Check out some links:
Wes Thompson, In Remembrance
Who are your role models, and why?
My Parents. Their work ethic and sacrifice has always been a guiding force. My mother immigrated to the United States when she was 17 years old in 1985, and my father as well when he was 23 years old in 1991. My mother worked night shifts (10 pm – 7 am) at a vitamin factory (Pharmacops in Elizabeth NJ; closed now). My dad worked as a construction worker during the week and as a restaurant server on weekends. My mother went on to have three kids (incredible feat) and my dad was able to get promoted from labor and to foreman.
(Suggested Readings NPR: As Pharma Jobs Leave N.J., Office Space Ghost Towns Remain)
What is on your bookshelf?
Growing up I had all the Harry Potter books. During the end of undergrad and beginning of grad school I had the Game of Thrones books. Now my book shelf is full of books relating to neurobiology and lipid metabolism. Times have changed.
What is one thing people would be surprised to know about you?
I almost failed 7th grade math. I had just moved to a Pennsylvania from New Jersey. I had a very hard time transitioning with math. I was behind by a year. By the end of high school I had taken every honors and AP math course available (for fun).
What is your favorite word?
Innuendo. The runner up would be nostalgia.
Why did you decide to pursue your graduate studies with the Department of Biology at Texas A&M?
My best friend who graduated with me landed a job in Houston. He had been looking into the engineering PhD program at TAMU. He had a lot of great things to say (Engineering at TAMU is highly ranked). So I took a look at the biology website and researched the professors at TAMU. Given that I had worked on C. elegans as a model organism in my undergrad university, I obviously had my interest peaked by Dr. L. Rene Garcia. I also liked the diversity (biological models/research) of the department. The choice was simple given the hospitality when visiting, diversity of research, and friends nearby.
Anything else you want to share?
Graduate students are incredible people who have chosen one of the most intellectually challenging career paths possible (aka the smartest people on the planet). I want to send out some appreciation and best wishes to everyone who is currently enduring the struggle. You are all awesome.

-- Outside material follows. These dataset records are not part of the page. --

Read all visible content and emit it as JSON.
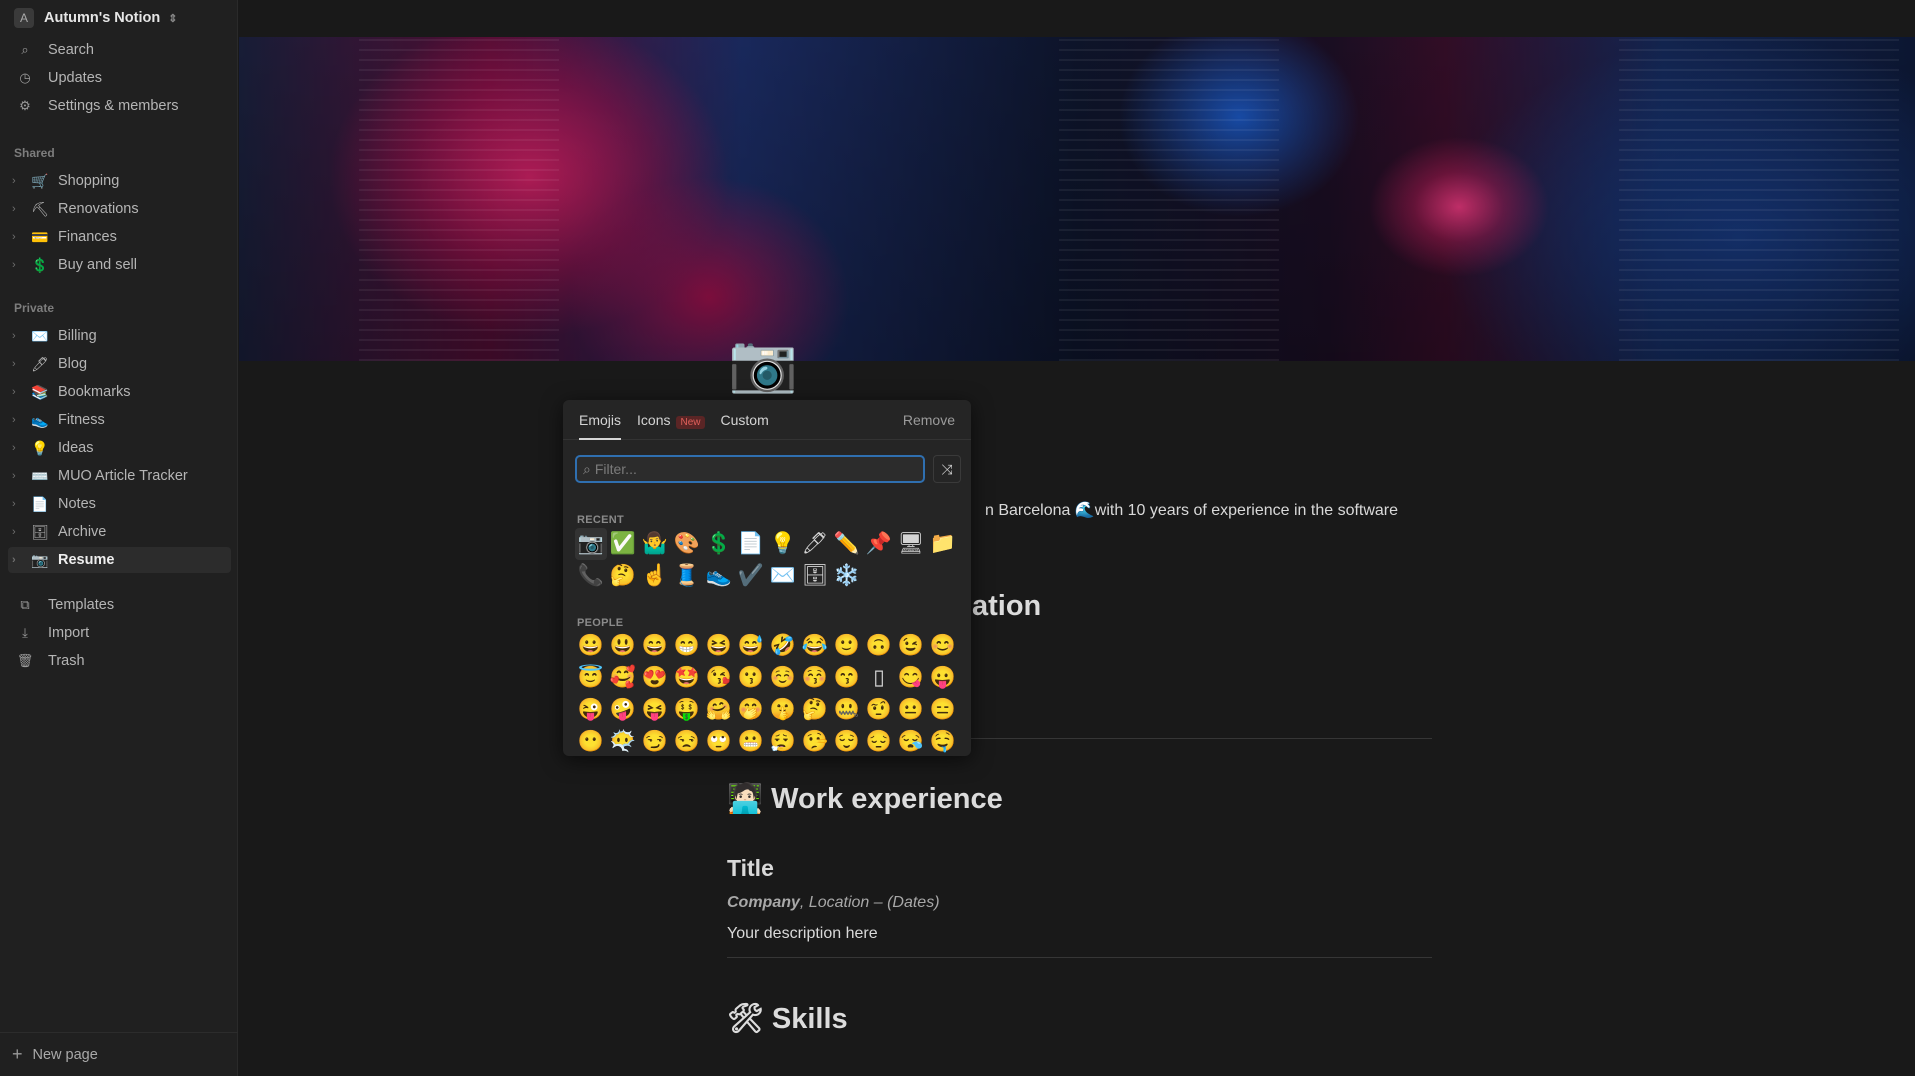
{
  "workspace": {
    "avatar": "A",
    "name": "Autumn's Notion"
  },
  "nav": [
    {
      "icon": "search-icon",
      "glyph": "⌕",
      "label": "Search"
    },
    {
      "icon": "clock-icon",
      "glyph": "◷",
      "label": "Updates"
    },
    {
      "icon": "gear-icon",
      "glyph": "⚙",
      "label": "Settings & members"
    }
  ],
  "shared_label": "Shared",
  "shared": [
    {
      "emoji": "🛒",
      "label": "Shopping"
    },
    {
      "emoji": "⛏",
      "label": "Renovations"
    },
    {
      "emoji": "💳",
      "label": "Finances"
    },
    {
      "emoji": "💲",
      "label": "Buy and sell"
    }
  ],
  "private_label": "Private",
  "private": [
    {
      "emoji": "✉️",
      "label": "Billing"
    },
    {
      "emoji": "🖊",
      "label": "Blog"
    },
    {
      "emoji": "📚",
      "label": "Bookmarks"
    },
    {
      "emoji": "👟",
      "label": "Fitness"
    },
    {
      "emoji": "💡",
      "label": "Ideas"
    },
    {
      "emoji": "⌨️",
      "label": "MUO Article Tracker"
    },
    {
      "emoji": "📄",
      "label": "Notes"
    },
    {
      "emoji": "🗄",
      "label": "Archive"
    },
    {
      "emoji": "📷",
      "label": "Resume",
      "active": true
    }
  ],
  "bottom": [
    {
      "icon": "templates-icon",
      "glyph": "⧉",
      "label": "Templates"
    },
    {
      "icon": "import-icon",
      "glyph": "⤓",
      "label": "Import"
    },
    {
      "icon": "trash-icon",
      "glyph": "🗑",
      "label": "Trash"
    }
  ],
  "new_page": "New page",
  "page": {
    "icon": "📷",
    "intro": "n Barcelona 🌊with 10 years of experience in the software",
    "heading_partial": "ation",
    "work_heading": "🧑🏻‍💻 Work experience",
    "title": "Title",
    "company": "Company",
    "location_dates": ", Location – (Dates)",
    "description": "Your description here",
    "skills_heading": "🛠 Skills"
  },
  "picker": {
    "tabs": [
      "Emojis",
      "Icons",
      "Custom"
    ],
    "new_badge": "New",
    "remove": "Remove",
    "filter_placeholder": "Filter...",
    "recent_label": "RECENT",
    "recent": [
      "📷",
      "✅",
      "🤷‍♂️",
      "🎨",
      "💲",
      "📄",
      "💡",
      "🖊",
      "✏️",
      "📌",
      "🖥",
      "📁",
      "📞",
      "🤔",
      "☝️",
      "🧵",
      "👟",
      "✔️",
      "✉️",
      "🗄",
      "❄️"
    ],
    "people_label": "PEOPLE",
    "people": [
      "😀",
      "😃",
      "😄",
      "😁",
      "😆",
      "😅",
      "🤣",
      "😂",
      "🙂",
      "🙃",
      "😉",
      "😊",
      "😇",
      "🥰",
      "😍",
      "🤩",
      "😘",
      "😗",
      "☺️",
      "😚",
      "😙",
      "▯",
      "😋",
      "😛",
      "😜",
      "🤪",
      "😝",
      "🤑",
      "🤗",
      "🤭",
      "🤫",
      "🤔",
      "🤐",
      "🤨",
      "😐",
      "😑",
      "😶",
      "😶‍🌫️",
      "😏",
      "😒",
      "🙄",
      "😬",
      "😮‍💨",
      "🤥",
      "😌",
      "😔",
      "😪",
      "🤤"
    ]
  },
  "colors": {
    "accent": "#2f6fb0",
    "badge": "#e0605a",
    "background": "#191919",
    "sidebar": "#202020"
  }
}
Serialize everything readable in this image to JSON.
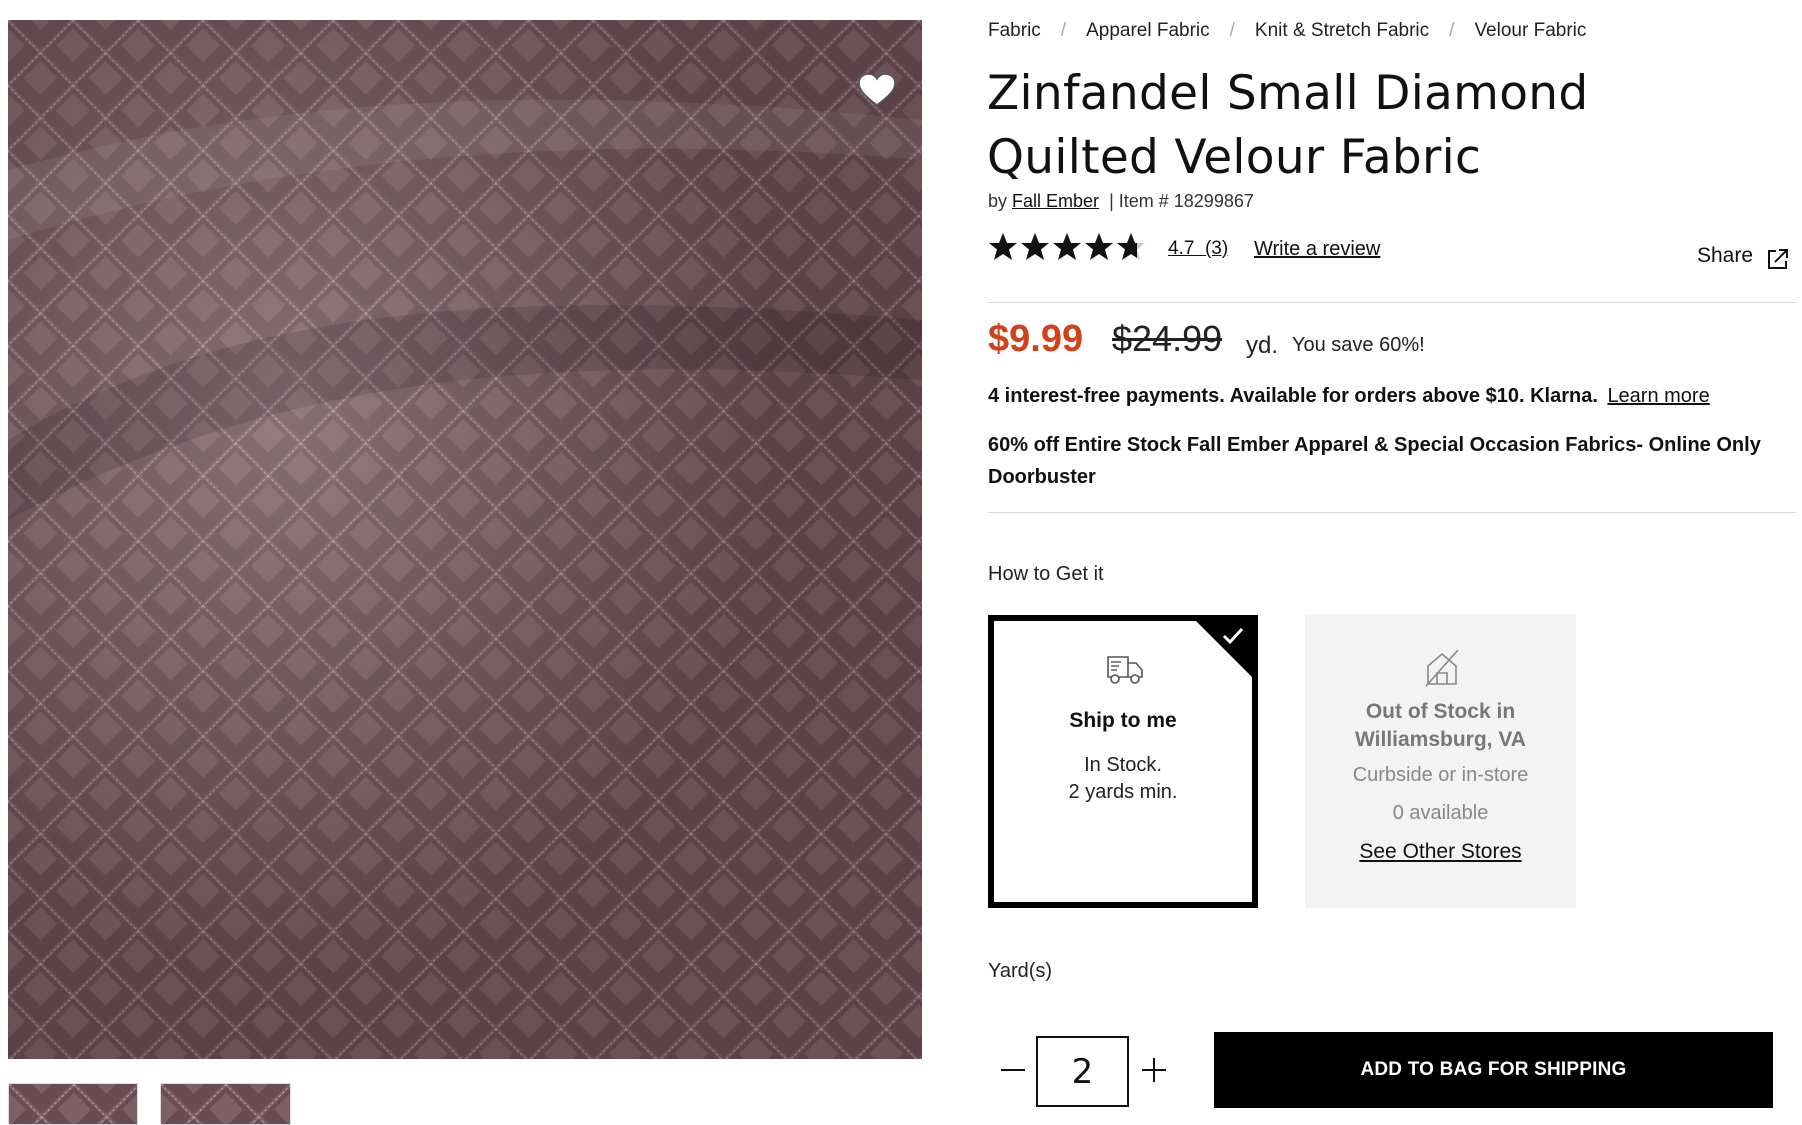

If you ever want to talk about your projects just shoot me an email. Also, if you want to get to know me I’m located in BSBW 347 and I’ve converted from espresso drinks to unsweetened tea from Starbucks.